Still, though. Mason needs to be willing to take some chances on the right side and force that group to make some quick decisions with extra pressure.

4. Alabama’s defense got the bulletin board material it needed from 2 places

Ya gotta love it when that happens.

Playoff selection committee chairman Gary Barta said that Alabama dropping from No. 2 to No. 3 was a byproduct of Saban’s team not imposing its will defensively. As Cole Cubelic noted, that’s a weird argument when the numbers show the Tide has had the better defense than Ohio State the last 3 games:

Barta should’ve simply said that Ohio State had a louder statement win, and it now has an average margin of victory against Power 5 competition more than 10 points better than Alabama’s. Instead, he called out the Tide’s defense.

Oh, and in case that wasn’t enough, Alabama also heard about all the calls it gets from Nix, who won’t even be playing on Saturday:

It’s worth noting that last week’s officiating in the Arkansas-Alabama game was bad on both sides. The delayed touchdown ruling on Dominique Johnson’s score when he was standing in the end zone was bizarre, as was the KJ Jefferson touchdown pass to Treylon Burks that counted even though the play clock showed “0.”

This feels like the type of game in which Alabama could pin its collective defensive ears back and make sure that a call here or there isn’t impacting the result.

Brace yourself for the Michael Jordan “and I took that personally” tweets.

5. The ‘something’s gotta give’ that nobody could’ve predicted a month ago

I already outlined Auburn’s 2nd-half struggles of late. That’s a baffling trend considering Bigsby is healthy and that defense is loaded with experience.

What’s equally baffling is how mediocre Alabama has been in the 2nd halves of SEC games. Alabama is outscoring its SEC opponents by an average of only 6.5 points in the 2nd half. In the 3rd quarter against SEC competition, Alabama is +13 in 7 games.

Both Alabama and Auburn have lacked that killer instinct far too often for their fan bases’ liking. It’d be different if you could point to 1 specific thing, but you really can’t. It’s not like Bigsby and Brian Robinson Jr. are inferior backs behind their respective offensive lines, and it’s not like the secondaries lack the ability to break up a pass and get off the field.

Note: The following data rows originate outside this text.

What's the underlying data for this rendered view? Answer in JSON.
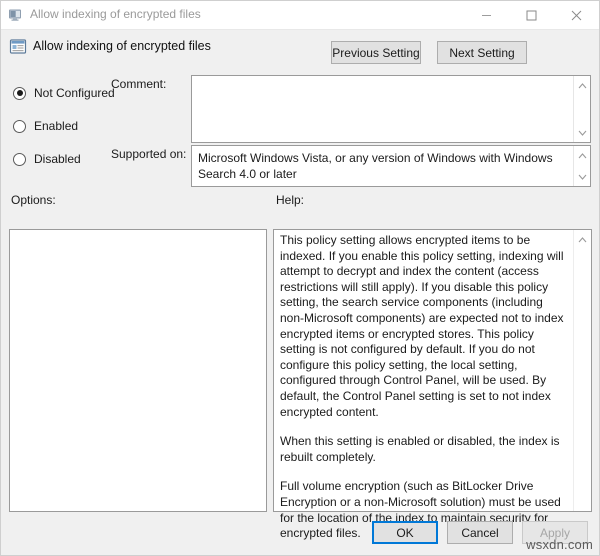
{
  "window": {
    "titlebar_title": "Allow indexing of encrypted files",
    "titlebar_icon": "computer-monitor-icon",
    "minimize_label": "Minimize",
    "maximize_label": "Maximize",
    "close_label": "Close"
  },
  "header": {
    "icon": "group-policy-setting-icon",
    "title": "Allow indexing of encrypted files",
    "previous_setting_label": "Previous Setting",
    "next_setting_label": "Next Setting"
  },
  "state_options": {
    "selected": "Not Configured",
    "items": [
      {
        "label": "Not Configured",
        "checked": true
      },
      {
        "label": "Enabled",
        "checked": false
      },
      {
        "label": "Disabled",
        "checked": false
      }
    ]
  },
  "comment": {
    "label": "Comment:",
    "value": "",
    "placeholder": ""
  },
  "supported_on": {
    "label": "Supported on:",
    "value": "Microsoft Windows Vista, or any version of Windows with Windows Search 4.0 or later"
  },
  "options": {
    "label": "Options:",
    "value": ""
  },
  "help": {
    "label": "Help:",
    "paragraphs": [
      "This policy setting allows encrypted items to be indexed. If you enable this policy setting, indexing  will attempt to decrypt and index the content (access restrictions will still apply). If you disable this policy setting, the search service components (including non-Microsoft components) are expected not to index encrypted items or encrypted stores. This policy setting is not configured by default. If you do not configure this policy setting, the local setting, configured through Control Panel, will be used. By default, the Control Panel setting is set to not index encrypted content.",
      "When this setting is enabled or disabled, the index is rebuilt completely.",
      "Full volume encryption (such as BitLocker Drive Encryption or a non-Microsoft solution) must be used for the location of the index to maintain security for encrypted files."
    ]
  },
  "footer": {
    "ok_label": "OK",
    "cancel_label": "Cancel",
    "apply_label": "Apply",
    "apply_disabled": true
  },
  "watermark": {
    "text": "wsxdn.com"
  },
  "colors": {
    "accent": "#0078d7",
    "window_bg": "#f0f0f0",
    "field_bg": "#ffffff",
    "border": "#9a9a9a",
    "disabled_text": "#a6a6a6",
    "inactive_title_text": "#9a9a9a"
  }
}
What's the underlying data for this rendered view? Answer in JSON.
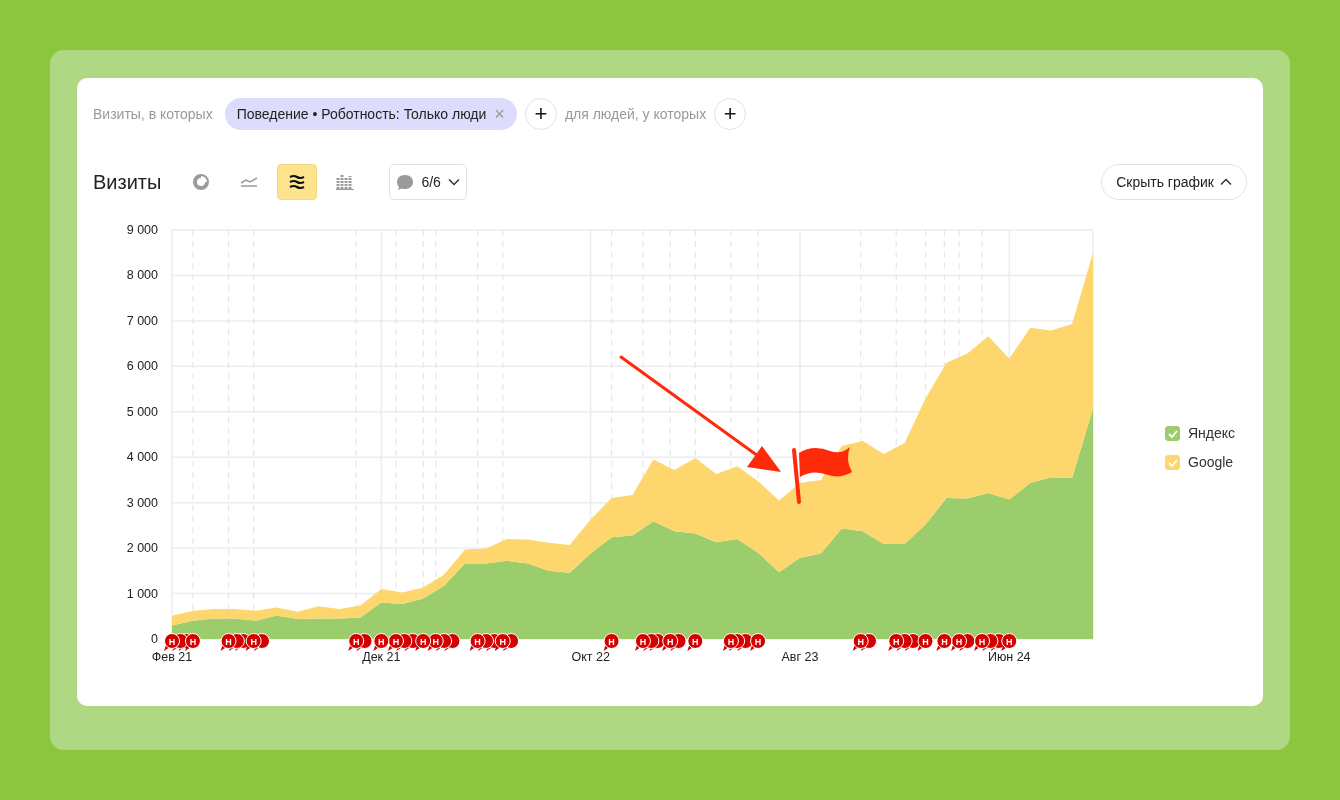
{
  "filters": {
    "prefix": "Визиты, в которых",
    "chip": {
      "label": "Поведение • Роботность: Только люди",
      "close": "×"
    },
    "add": "+",
    "middle": "для людей, у которых",
    "add_2": "+"
  },
  "toolbar": {
    "title": "Визиты",
    "chart_types": [
      {
        "kind": "pie",
        "selected": false
      },
      {
        "kind": "line",
        "selected": false
      },
      {
        "kind": "area",
        "selected": true
      },
      {
        "kind": "bar",
        "selected": false
      }
    ],
    "notes": {
      "label": "6/6"
    },
    "hide_button": {
      "label": "Скрыть график"
    }
  },
  "chart": {
    "chart_data": {
      "type": "area",
      "stacked": true,
      "categories": [
        "Фев 21",
        null,
        null,
        null,
        null,
        null,
        null,
        null,
        null,
        null,
        "Дек 21",
        null,
        null,
        null,
        null,
        null,
        null,
        null,
        null,
        null,
        "Окт 22",
        null,
        null,
        null,
        null,
        null,
        null,
        null,
        null,
        null,
        "Авг 23",
        null,
        null,
        null,
        null,
        null,
        null,
        null,
        null,
        null,
        "Июн 24",
        null,
        null,
        null,
        null
      ],
      "ylim": [
        0,
        9000
      ],
      "yticks": [
        {
          "value": 0,
          "label": "0"
        },
        {
          "value": 1000,
          "label": "1 000"
        },
        {
          "value": 2000,
          "label": "2 000"
        },
        {
          "value": 3000,
          "label": "3 000"
        },
        {
          "value": 4000,
          "label": "4 000"
        },
        {
          "value": 5000,
          "label": "5 000"
        },
        {
          "value": 6000,
          "label": "6 000"
        },
        {
          "value": 7000,
          "label": "7 000"
        },
        {
          "value": 8000,
          "label": "8 000"
        },
        {
          "value": 9000,
          "label": "9 000"
        }
      ],
      "series": [
        {
          "name": "Яндекс",
          "color": "#9bcd6d",
          "values": [
            300,
            400,
            450,
            450,
            400,
            520,
            440,
            450,
            450,
            470,
            800,
            770,
            890,
            1170,
            1660,
            1660,
            1720,
            1660,
            1500,
            1460,
            1880,
            2240,
            2280,
            2590,
            2370,
            2320,
            2130,
            2200,
            1900,
            1470,
            1790,
            1880,
            2430,
            2370,
            2090,
            2090,
            2520,
            3100,
            3090,
            3210,
            3070,
            3430,
            3560,
            3540,
            5070
          ]
        },
        {
          "name": "Google",
          "color": "#fdd76d",
          "values": [
            210,
            220,
            210,
            210,
            220,
            170,
            160,
            270,
            210,
            270,
            300,
            250,
            240,
            250,
            310,
            330,
            480,
            530,
            620,
            610,
            750,
            860,
            890,
            1360,
            1350,
            1660,
            1500,
            1600,
            1570,
            1580,
            1640,
            1620,
            1820,
            1990,
            1980,
            2220,
            2770,
            2980,
            3190,
            3450,
            3100,
            3420,
            3230,
            3390,
            3430
          ]
        }
      ],
      "grid": true
    },
    "note_markers": [
      {
        "text": "Н"
      },
      {
        "text": "Н"
      },
      {
        "text": "Н"
      },
      {
        "text": "Н"
      },
      {
        "text": "Н"
      },
      {
        "text": "Н"
      },
      {
        "text": "Н"
      },
      {
        "text": "Н"
      },
      {
        "text": "Н"
      },
      {
        "text": "Н"
      },
      {
        "text": "Н"
      },
      {
        "text": "Н"
      },
      {
        "text": "Н"
      },
      {
        "text": "Н"
      },
      {
        "text": "Н"
      },
      {
        "text": "Н"
      },
      {
        "text": "Н"
      },
      {
        "text": "Н"
      },
      {
        "text": "Н"
      },
      {
        "text": "Н"
      },
      {
        "text": "Н"
      },
      {
        "text": "Н"
      },
      {
        "text": "Н"
      },
      {
        "text": "Н"
      }
    ],
    "legend": [
      {
        "checked": true
      },
      {
        "checked": true
      }
    ]
  }
}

Neither of these teams has been able to put together a full SEC game since the calendar turned to November. My not-so-bold guess? The winner of this game will finally change that.

And a prediction … Alabama 38, Auburn 10

Once upon a time, I envisioned a scenario in which Auburn could make this a true 60-minute game. We’d see offensive balance, and in another hostile atmosphere, Alabama would struggle to impose its will.

But there are too many mismatches for me to envision the Tide searching for answers late in this one.

I don’t know how Anderson doesn’t get to Finley and disrupt multiple drives. I’m not sure how an Auburn pass defense that struggled to get to South Carolina’s Jason Brown is now going to figure it out against Young, who has taken his connection with Jameson Williams to a different level. I don’t see how Auburn’s 2nd-half woes correct themself against Alabama, given all that’s on the table for the Tide.

Auburn was willing to pay $23 million to make the guy with 3 victories against Saban go away. I’m not saying that was the wrong decision, but the grass isn’t always greener. Harsin’s first experience against the G.O.A.T. should be telling. Can he rally his team for a rivalry game after an embarrassing few weeks? Or will it look checked out in the 2nd half?

A new era of the Iron Bowl is set to begin. But unfortunately for Auburn, a November to forget might have 1 last knockout blow.